(Data for the task Opens)

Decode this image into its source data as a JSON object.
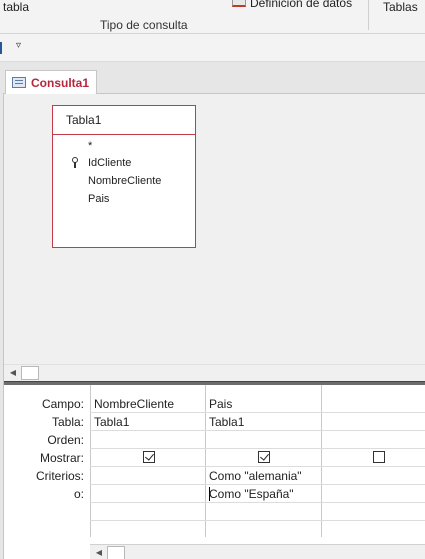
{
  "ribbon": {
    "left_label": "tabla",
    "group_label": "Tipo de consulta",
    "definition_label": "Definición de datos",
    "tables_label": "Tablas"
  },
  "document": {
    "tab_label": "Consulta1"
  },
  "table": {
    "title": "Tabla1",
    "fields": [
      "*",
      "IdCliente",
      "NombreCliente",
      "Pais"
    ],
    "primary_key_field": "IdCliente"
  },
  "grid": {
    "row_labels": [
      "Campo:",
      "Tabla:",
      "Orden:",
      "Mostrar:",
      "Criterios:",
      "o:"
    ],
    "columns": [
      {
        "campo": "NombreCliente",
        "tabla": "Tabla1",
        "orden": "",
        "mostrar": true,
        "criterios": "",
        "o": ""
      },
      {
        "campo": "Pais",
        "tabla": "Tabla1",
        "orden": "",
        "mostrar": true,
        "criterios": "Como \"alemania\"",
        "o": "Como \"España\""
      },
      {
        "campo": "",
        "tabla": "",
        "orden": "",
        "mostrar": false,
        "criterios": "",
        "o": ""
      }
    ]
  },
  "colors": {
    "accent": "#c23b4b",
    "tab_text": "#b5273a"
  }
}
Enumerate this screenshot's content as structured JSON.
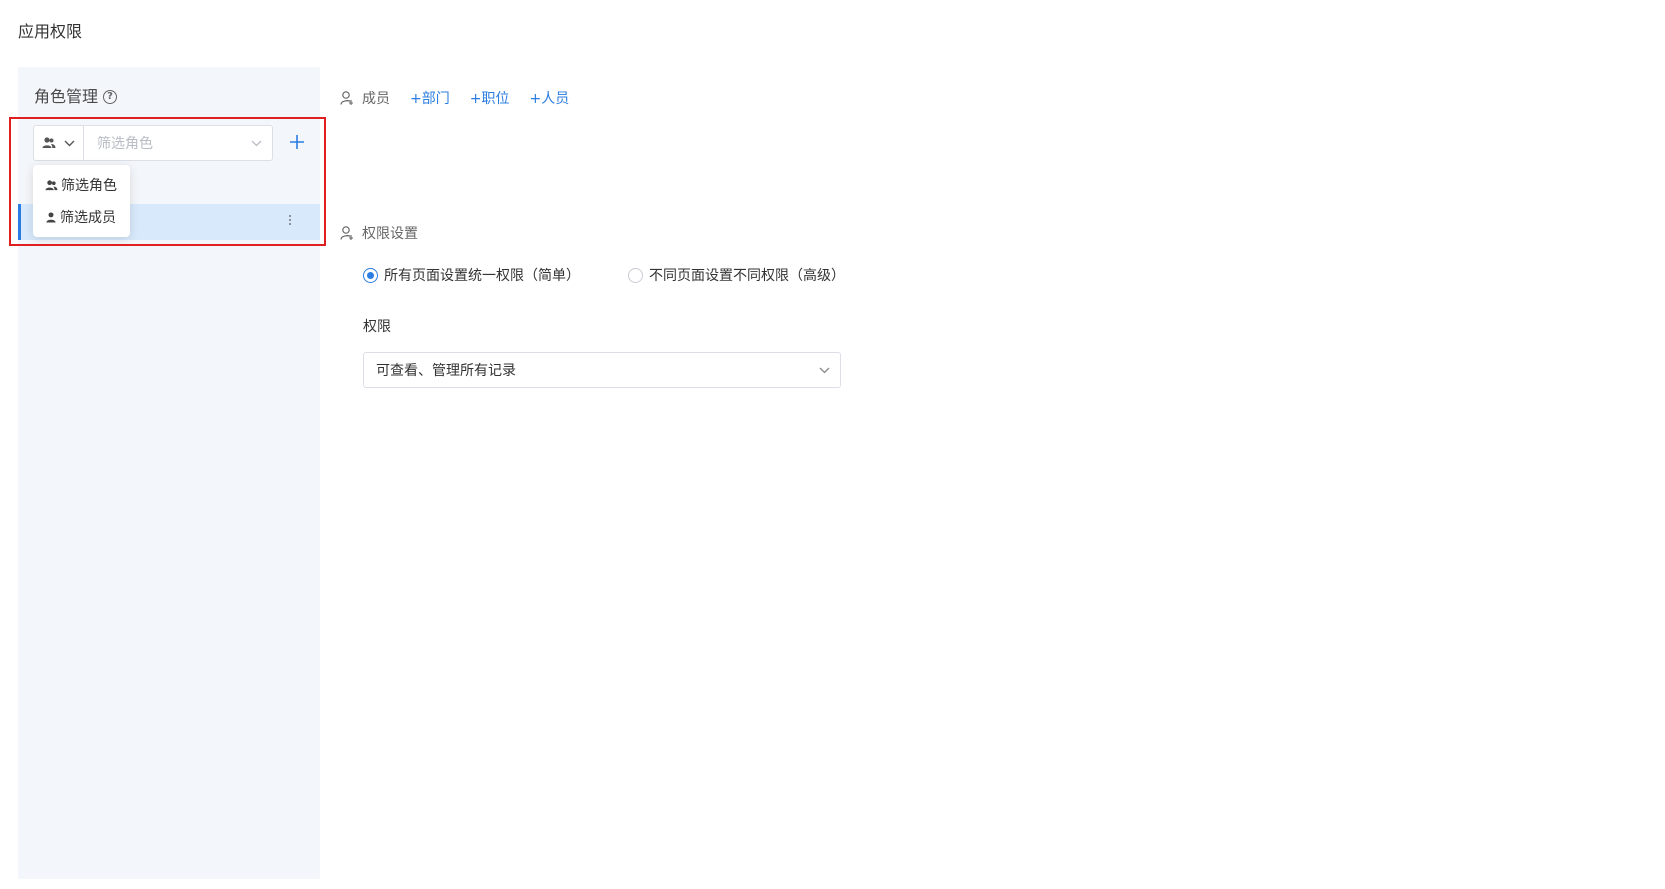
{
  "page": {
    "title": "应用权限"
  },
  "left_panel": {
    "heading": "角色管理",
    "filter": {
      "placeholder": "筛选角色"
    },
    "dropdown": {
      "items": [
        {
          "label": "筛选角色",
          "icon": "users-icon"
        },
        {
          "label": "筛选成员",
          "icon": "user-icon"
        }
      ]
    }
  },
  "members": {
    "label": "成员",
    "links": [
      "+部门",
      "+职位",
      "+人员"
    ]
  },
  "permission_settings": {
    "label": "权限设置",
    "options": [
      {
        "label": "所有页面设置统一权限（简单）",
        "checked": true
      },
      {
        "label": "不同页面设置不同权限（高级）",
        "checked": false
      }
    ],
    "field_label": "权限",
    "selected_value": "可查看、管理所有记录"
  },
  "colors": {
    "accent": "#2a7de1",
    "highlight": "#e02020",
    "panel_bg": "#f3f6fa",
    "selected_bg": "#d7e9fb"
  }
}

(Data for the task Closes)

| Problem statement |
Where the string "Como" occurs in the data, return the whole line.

| Solution below |
        "criterios": "Como \"alemania\"",
        "o": "Como \"España\""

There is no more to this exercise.